=== Listed records ===
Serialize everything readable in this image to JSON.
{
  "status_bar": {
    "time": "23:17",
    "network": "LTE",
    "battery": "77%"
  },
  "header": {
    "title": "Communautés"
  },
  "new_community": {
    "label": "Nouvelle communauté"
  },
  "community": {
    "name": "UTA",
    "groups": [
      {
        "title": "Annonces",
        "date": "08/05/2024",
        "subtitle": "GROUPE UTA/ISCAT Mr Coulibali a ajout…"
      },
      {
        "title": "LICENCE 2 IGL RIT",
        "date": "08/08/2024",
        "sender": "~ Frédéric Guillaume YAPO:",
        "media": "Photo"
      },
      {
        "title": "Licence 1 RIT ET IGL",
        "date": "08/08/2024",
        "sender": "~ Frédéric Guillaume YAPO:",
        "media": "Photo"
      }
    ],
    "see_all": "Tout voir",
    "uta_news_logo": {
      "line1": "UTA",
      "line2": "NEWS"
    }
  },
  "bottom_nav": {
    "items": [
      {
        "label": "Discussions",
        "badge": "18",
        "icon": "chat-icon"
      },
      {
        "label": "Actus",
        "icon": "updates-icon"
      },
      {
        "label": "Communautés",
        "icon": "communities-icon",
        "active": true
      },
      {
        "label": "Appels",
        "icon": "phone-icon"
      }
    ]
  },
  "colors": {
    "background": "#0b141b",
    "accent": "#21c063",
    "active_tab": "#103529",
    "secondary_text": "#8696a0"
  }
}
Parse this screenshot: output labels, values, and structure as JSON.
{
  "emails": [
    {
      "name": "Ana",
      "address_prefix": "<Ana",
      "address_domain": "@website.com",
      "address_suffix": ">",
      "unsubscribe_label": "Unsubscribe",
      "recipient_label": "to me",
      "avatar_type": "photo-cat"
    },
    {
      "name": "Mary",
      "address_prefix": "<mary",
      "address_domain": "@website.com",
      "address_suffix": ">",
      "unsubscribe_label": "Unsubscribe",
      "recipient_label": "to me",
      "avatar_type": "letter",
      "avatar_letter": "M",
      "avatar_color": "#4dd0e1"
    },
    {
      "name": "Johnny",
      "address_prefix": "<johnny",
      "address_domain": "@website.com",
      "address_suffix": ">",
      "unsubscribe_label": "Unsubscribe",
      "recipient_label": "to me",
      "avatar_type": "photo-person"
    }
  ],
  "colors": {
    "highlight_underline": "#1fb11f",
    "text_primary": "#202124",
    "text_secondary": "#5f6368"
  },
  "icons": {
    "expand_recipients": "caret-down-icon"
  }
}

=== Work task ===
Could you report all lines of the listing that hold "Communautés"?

=== Solution below ===
    "title": "Communautés"
        "label": "Communautés",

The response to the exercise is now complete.